───── LISTED ENTRIES

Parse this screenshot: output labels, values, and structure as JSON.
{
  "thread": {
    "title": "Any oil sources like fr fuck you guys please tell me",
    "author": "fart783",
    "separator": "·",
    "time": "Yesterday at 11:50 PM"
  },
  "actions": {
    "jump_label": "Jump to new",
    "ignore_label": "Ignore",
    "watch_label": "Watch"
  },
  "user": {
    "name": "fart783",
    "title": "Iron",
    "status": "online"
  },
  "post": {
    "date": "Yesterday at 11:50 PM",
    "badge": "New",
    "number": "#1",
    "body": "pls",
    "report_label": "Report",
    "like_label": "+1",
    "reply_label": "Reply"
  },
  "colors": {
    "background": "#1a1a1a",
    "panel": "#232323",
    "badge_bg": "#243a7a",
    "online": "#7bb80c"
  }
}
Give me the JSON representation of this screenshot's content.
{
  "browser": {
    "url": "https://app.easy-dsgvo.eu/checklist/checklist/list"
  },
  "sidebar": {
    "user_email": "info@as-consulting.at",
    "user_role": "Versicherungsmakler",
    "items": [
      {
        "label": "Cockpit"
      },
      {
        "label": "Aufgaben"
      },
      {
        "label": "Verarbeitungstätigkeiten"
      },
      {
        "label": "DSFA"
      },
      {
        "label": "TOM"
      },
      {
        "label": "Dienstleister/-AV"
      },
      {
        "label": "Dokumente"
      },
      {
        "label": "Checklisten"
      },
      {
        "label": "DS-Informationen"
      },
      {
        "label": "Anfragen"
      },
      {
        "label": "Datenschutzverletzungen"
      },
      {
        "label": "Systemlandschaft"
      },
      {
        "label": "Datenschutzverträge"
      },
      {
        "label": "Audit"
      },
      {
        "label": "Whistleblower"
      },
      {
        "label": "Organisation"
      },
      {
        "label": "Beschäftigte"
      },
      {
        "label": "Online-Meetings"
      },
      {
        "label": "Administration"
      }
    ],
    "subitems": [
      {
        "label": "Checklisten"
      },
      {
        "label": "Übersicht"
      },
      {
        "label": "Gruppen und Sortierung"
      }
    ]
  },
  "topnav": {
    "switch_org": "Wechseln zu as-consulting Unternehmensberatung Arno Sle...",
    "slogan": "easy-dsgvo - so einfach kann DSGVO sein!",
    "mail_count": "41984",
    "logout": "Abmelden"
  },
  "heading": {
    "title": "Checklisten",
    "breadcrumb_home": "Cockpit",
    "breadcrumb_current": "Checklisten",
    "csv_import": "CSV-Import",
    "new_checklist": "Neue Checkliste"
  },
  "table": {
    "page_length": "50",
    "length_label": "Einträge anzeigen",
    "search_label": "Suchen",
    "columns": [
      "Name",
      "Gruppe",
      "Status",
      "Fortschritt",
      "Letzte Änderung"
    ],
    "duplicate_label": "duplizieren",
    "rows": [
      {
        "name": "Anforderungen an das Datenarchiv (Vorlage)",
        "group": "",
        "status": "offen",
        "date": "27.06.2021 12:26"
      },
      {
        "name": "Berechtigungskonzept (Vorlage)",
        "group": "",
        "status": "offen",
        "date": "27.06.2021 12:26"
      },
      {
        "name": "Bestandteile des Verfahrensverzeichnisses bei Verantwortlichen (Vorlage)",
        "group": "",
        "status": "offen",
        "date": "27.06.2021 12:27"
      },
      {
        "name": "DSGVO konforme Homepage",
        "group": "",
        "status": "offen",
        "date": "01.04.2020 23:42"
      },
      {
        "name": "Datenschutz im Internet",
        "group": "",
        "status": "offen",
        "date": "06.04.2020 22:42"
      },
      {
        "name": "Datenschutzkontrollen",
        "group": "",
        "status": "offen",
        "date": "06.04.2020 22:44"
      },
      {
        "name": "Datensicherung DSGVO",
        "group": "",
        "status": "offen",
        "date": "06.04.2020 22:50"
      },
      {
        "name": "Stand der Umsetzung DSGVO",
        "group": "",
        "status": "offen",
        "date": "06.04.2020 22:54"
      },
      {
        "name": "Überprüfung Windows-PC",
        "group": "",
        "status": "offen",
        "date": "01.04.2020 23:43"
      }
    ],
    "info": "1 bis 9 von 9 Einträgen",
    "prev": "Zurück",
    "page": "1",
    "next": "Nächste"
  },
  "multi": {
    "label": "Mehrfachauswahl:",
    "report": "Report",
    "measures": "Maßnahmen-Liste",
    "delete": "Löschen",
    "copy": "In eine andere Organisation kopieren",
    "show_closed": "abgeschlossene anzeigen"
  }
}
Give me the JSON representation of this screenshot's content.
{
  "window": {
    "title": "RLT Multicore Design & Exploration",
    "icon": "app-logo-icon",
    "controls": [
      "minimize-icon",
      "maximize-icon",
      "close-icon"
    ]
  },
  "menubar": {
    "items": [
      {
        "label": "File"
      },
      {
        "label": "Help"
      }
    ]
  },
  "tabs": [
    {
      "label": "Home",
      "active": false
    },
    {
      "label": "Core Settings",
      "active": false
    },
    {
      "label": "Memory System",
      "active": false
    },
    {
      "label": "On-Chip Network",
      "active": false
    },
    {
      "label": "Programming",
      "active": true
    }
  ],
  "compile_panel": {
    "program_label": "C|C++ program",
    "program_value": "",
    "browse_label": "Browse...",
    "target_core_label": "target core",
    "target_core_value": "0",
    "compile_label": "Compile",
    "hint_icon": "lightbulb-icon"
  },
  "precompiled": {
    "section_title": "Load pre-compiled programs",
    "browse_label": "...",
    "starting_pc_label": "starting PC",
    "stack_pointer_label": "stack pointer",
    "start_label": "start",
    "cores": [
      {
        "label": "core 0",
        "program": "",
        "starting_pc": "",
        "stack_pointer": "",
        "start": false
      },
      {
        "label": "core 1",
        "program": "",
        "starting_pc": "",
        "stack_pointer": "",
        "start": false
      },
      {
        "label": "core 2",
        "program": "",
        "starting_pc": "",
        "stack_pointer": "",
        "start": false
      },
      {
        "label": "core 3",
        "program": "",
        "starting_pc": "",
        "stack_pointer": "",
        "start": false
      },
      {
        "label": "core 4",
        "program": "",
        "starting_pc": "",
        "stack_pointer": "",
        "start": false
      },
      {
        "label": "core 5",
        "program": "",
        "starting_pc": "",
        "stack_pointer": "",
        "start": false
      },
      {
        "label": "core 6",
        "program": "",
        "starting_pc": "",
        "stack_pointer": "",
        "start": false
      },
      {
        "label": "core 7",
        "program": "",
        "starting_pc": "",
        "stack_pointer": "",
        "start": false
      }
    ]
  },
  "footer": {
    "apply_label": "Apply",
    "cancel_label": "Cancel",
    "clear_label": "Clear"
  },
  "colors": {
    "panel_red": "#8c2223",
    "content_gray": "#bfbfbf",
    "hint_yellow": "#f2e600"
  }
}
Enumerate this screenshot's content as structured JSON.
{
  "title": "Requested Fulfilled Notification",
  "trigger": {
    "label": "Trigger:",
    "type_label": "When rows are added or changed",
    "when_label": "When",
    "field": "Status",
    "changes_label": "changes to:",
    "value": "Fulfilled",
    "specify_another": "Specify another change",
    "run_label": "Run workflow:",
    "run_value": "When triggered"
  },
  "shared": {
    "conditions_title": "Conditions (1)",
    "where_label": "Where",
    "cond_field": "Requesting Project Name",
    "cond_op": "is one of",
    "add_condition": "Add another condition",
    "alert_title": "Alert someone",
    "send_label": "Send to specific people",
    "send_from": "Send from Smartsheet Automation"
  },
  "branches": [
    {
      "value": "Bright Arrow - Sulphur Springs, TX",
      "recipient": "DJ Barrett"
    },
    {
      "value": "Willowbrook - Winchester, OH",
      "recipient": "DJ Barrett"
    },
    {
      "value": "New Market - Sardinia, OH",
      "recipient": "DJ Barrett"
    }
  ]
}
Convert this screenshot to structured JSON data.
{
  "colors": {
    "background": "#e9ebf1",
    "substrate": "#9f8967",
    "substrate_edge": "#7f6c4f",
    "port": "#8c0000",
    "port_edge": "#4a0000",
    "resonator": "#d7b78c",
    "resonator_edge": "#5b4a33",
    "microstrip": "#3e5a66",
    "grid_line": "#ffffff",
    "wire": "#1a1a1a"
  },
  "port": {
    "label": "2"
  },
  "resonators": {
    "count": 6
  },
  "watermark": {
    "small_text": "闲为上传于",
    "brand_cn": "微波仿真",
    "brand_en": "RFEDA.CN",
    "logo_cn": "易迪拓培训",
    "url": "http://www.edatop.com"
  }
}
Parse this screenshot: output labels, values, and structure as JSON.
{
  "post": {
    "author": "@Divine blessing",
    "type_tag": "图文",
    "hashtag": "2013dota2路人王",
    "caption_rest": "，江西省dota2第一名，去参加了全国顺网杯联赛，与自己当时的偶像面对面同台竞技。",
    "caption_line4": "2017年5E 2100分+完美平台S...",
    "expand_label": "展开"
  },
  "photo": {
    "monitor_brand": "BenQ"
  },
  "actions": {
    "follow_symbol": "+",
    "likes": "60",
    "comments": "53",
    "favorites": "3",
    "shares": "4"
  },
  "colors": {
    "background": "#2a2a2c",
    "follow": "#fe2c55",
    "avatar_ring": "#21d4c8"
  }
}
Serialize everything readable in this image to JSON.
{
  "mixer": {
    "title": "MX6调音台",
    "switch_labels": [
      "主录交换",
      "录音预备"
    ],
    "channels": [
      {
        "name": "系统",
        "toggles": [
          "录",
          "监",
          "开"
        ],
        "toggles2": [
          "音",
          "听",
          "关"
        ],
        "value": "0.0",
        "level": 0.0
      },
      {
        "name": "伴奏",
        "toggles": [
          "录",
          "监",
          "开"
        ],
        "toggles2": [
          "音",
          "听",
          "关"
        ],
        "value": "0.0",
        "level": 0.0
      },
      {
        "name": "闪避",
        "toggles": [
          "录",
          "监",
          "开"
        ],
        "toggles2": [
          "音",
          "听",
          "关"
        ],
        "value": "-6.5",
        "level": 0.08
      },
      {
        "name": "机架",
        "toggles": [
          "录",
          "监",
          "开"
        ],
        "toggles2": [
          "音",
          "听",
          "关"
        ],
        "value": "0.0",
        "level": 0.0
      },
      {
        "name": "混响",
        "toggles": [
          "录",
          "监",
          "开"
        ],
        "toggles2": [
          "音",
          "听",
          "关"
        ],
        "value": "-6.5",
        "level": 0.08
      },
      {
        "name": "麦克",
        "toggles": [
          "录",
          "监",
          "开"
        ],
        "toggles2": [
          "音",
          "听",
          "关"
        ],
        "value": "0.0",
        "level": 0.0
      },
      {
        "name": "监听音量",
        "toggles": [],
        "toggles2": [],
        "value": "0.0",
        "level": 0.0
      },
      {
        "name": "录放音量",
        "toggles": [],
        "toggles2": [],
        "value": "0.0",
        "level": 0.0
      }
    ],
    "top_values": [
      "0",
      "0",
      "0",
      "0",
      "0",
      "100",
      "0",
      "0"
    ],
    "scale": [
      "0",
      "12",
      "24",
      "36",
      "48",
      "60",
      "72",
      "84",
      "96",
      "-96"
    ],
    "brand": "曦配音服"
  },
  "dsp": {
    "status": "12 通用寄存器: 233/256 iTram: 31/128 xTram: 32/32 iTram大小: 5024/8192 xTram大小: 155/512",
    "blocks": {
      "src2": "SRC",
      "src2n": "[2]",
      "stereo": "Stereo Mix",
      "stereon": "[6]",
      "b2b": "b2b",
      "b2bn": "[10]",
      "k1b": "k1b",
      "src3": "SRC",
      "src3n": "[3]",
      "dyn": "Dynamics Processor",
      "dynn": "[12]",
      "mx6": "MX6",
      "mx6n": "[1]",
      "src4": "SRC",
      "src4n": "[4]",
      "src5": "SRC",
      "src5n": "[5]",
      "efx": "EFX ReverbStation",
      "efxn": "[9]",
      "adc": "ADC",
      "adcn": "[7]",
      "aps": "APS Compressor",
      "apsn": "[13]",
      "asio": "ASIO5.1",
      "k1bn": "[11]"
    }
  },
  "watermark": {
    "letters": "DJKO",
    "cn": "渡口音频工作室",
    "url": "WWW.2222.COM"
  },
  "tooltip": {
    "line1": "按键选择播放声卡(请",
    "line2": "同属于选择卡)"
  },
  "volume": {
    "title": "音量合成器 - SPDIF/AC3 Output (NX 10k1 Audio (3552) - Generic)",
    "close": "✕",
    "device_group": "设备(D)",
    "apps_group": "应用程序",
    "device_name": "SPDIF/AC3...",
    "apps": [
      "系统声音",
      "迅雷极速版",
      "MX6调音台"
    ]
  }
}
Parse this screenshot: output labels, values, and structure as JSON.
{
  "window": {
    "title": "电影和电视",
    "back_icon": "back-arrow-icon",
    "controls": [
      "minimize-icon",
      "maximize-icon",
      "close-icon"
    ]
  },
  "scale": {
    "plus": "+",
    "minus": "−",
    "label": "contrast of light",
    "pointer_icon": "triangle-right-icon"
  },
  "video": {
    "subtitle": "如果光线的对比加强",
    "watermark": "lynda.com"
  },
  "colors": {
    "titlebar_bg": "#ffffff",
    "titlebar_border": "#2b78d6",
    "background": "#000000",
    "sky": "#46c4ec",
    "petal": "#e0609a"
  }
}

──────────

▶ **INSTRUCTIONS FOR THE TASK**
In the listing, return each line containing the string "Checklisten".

▶ **YOUR SOLUTION**
        "label": "Checklisten"
        "label": "Checklisten"
    "title": "Checklisten",
    "breadcrumb_current": "Checklisten",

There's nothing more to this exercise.